(Component data from apps and pages)
━━━━━━━━

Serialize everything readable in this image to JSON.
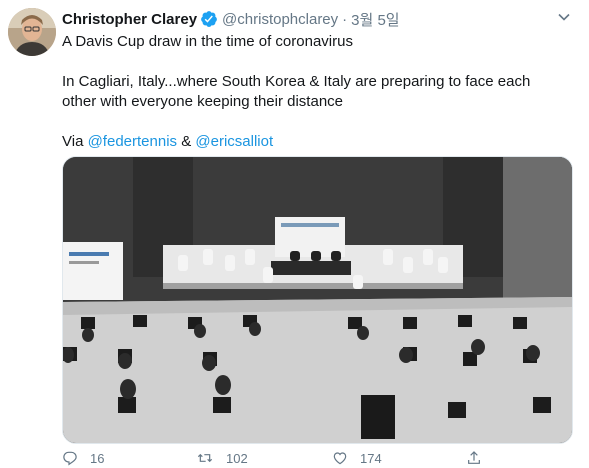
{
  "tweet": {
    "author_name": "Christopher Clarey",
    "handle": "@christophclarey",
    "separator": "·",
    "time": "3월 5일",
    "line1": "A Davis Cup draw in the time of coronavirus",
    "line2": "In Cagliari, Italy...where South Korea & Italy are preparing to face each",
    "line3": "other with everyone keeping their distance",
    "via_prefix": "Via ",
    "mention1": "@federtennis",
    "amp": " & ",
    "mention2": "@ericsalliot"
  },
  "actions": {
    "replies": "16",
    "retweets": "102",
    "likes": "174"
  },
  "colors": {
    "link": "#1b95e0",
    "verified": "#1da1f2",
    "secondary_text": "#657786"
  },
  "icons": [
    "verified-badge-icon",
    "chevron-down-icon",
    "reply-icon",
    "retweet-icon",
    "like-icon",
    "share-icon"
  ]
}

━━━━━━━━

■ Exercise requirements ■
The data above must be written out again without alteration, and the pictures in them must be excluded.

■ Output ■
Serialize everything readable in this image to JSON.
{
  "tweet": {
    "author_name": "Christopher Clarey",
    "handle": "@christophclarey",
    "separator": "·",
    "time": "3월 5일",
    "line1": "A Davis Cup draw in the time of coronavirus",
    "line2": "In Cagliari, Italy...where South Korea & Italy are preparing to face each",
    "line3": "other with everyone keeping their distance",
    "via_prefix": "Via ",
    "mention1": "@federtennis",
    "amp": " & ",
    "mention2": "@ericsalliot"
  },
  "actions": {
    "replies": "16",
    "retweets": "102",
    "likes": "174"
  },
  "colors": {
    "link": "#1b95e0",
    "verified": "#1da1f2",
    "secondary_text": "#657786"
  },
  "icons": [
    "verified-badge-icon",
    "chevron-down-icon",
    "reply-icon",
    "retweet-icon",
    "like-icon",
    "share-icon"
  ]
}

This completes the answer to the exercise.